"Irene," 4, 386 
"Jane Cleeg," 8, 120, 431 
"Jest, The" 8, 149, 394 
"Just a Minute," 381 

"Katy's Kisses," 356 
"Kitty McKay," 11 

"La Robe Rouge," 430 

"Lassie," 11, 444 

"Letter of the Law, The" 8, 

"Light of the World, The" 6 

"Lightnin'," 3 

"Linger Lone;er Letty," 388 
"Little Blue Devil, The" 381 
"Little Whopper, The" 4, 371 
"Lord and Lady Algy," 7 
"Look Who's Here," 434 
"Lost Leader, The," 4, 384 
"Luck of the Navy, The" Z72> 
'Lusmore," 347 

"Magic Melody," 385 
"Mama's Afifair," 6, 215, 418 
"Ma tinique," 346 
"Medea," 10, 439 
"Mr. Antonio," 7 
"Miss Millions," 396 
"Monsieur Tcaucaire," 5, 398 
"Moonlight and Honeysuckle,", 

3, 358 
"Mrs. Jimmie Thompson," 442 
"," 436 
"My Golden Girl," 422 
"My Lady Friends," 5, 394 

"Night Lodging," 5, 11, 404 

"Nightv-night," 348 
"Night Boat, The" 8, 421 
"No More Blondes," 413 
"Not So Long Ago, 11, 449 
"Nothing but Love," 374 

"Oh, Henry," 451 
"Oh, What a Girl," 342 
"On the Hiring Line," 4, 376 
"One Night in Rome," 5, 393 
"Ouija Board, The" 10, 441 

"Palmy Days," 378 
"Passion Flower, The" 6, 415 
"Passing Show, 1919," 4, 2>77 
"Phantom Legion, The" 397 
"Pietro," 7, 417 
"Piper, The" 438 
"Polly With a Past," 6 
"Power of Darkness, The" 6, 

"Purple Mask, The" 5, 409 

"Red Dawn, The" 344 
"Respect for Riches," 453 
"Regular Feller, A" 351 
"Rise of Silas Lapham, The" 5, 

"Rolv-Bolv Eves," 357 
"Rose of China, The" 390 
"Ruined Lady, The" 7, 416 

"Sacred and Profane Love," 8, 

"Scandal," 3, 350 
"Scandals of 1920," 456 
"See-saw," 355 
"Shavings," 426 
"She Would and She Did," 7, 

"Shubert Gaieties of 1919," 340 
"Sign on the Door, The" 5, 401 
"Smilin' Through." 408 
"Son-Daughter, The" 4, 2iS7 



"Sophie," 434 
"Storm, The" 4, 361 

"Taming of the Shrew," 363 
"Those Who Walk in Dark- 
ness," 345 
"Three's a Crowd," 395 
"Three Showers," 444 
"Thunder," 354 
"Tick-tack-toe," 431 
"Too Many Husbands," 4, 368 
"Tragedy of Nan, The" 427 
"Trimmed in Scarlet," 7, 423 
"Twelfth Night," 4, 363 

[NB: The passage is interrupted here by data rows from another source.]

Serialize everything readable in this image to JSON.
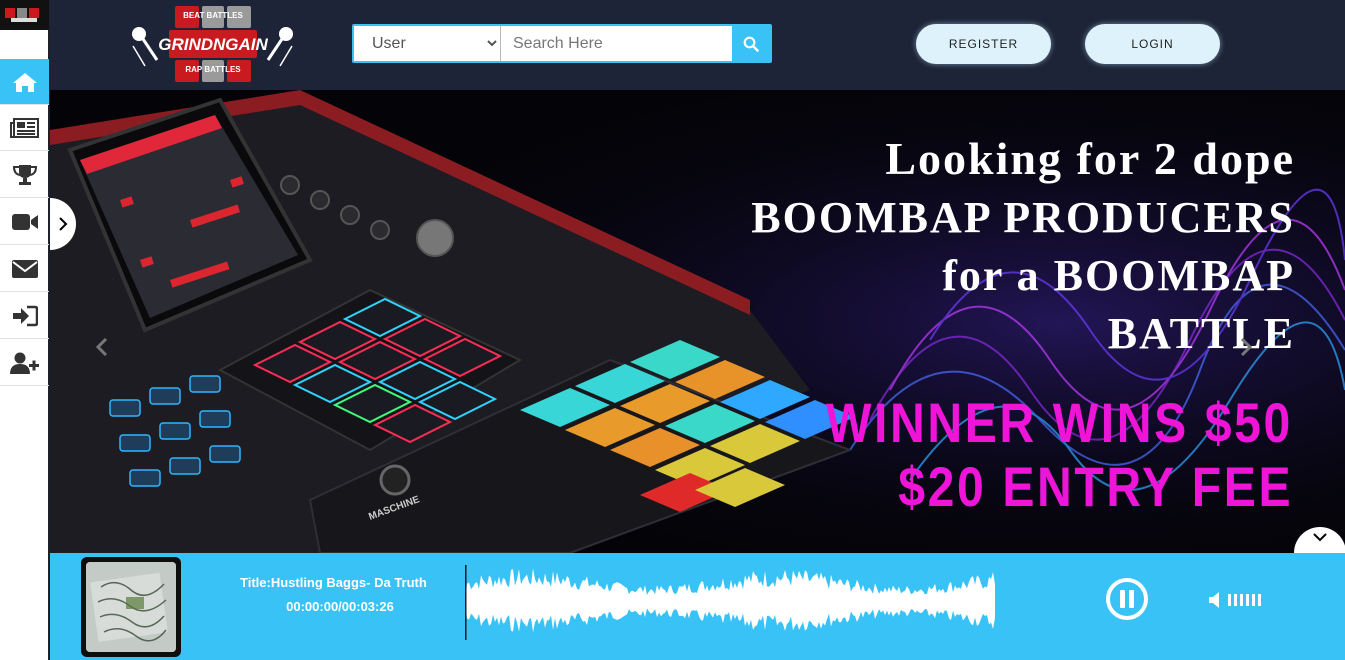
{
  "header": {
    "logo": {
      "top_text": "BEAT BATTLES",
      "main_text": "GRINDNGAIN",
      "bottom_text": "RAP BATTLES"
    },
    "search": {
      "type_selected": "User",
      "type_options": [
        "User"
      ],
      "placeholder": "Search Here"
    },
    "register_label": "REGISTER",
    "login_label": "LOGIN"
  },
  "sidebar": {
    "items": [
      {
        "name": "home",
        "icon": "home-icon",
        "active": true
      },
      {
        "name": "news",
        "icon": "newspaper-icon",
        "active": false
      },
      {
        "name": "battles",
        "icon": "trophy-icon",
        "active": false
      },
      {
        "name": "videos",
        "icon": "video-camera-icon",
        "active": false
      },
      {
        "name": "messages",
        "icon": "envelope-icon",
        "active": false
      },
      {
        "name": "sign-in",
        "icon": "sign-in-icon",
        "active": false
      },
      {
        "name": "add-user",
        "icon": "user-plus-icon",
        "active": false
      }
    ]
  },
  "hero": {
    "line1": "Looking for 2 dope",
    "line2": "BOOMBAP PRODUCERS",
    "line3": "for a BOOMBAP",
    "line4": "BATTLE",
    "prize": "WINNER WINS $50",
    "fee": "$20 ENTRY FEE",
    "device_label": "MASCHINE"
  },
  "player": {
    "title": "Title:Hustling Baggs- Da Truth",
    "time": "00:00:00/00:03:26",
    "elapsed_seconds": 0,
    "duration_seconds": 206,
    "state_icon": "pause-icon",
    "volume_icon": "volume-icon"
  },
  "colors": {
    "accent": "#38c2f5",
    "header_bg": "#1d2438",
    "hero_text": "#ffffff",
    "hero_highlight": "#ee14d8",
    "logo_red": "#c81a1f"
  }
}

"Unknown Woman, The" 382 
"Up from Nowhere," 4, 346 

"Voice in the Dark, A" 3, 341 

"Wedding Bells," 4, 185, 383 
"What's in a Name," 439 
"Where's Your Wife?" 362 
"Whirlwind, The" 405 
"Wonderful Thing, The" 8, 

"Ziegfeld Follies, 1919," 3 
"Ziegfekl Girls of 1920," 436 
"Ziegfeld Midnight Frolic," 361 



The Best Plays of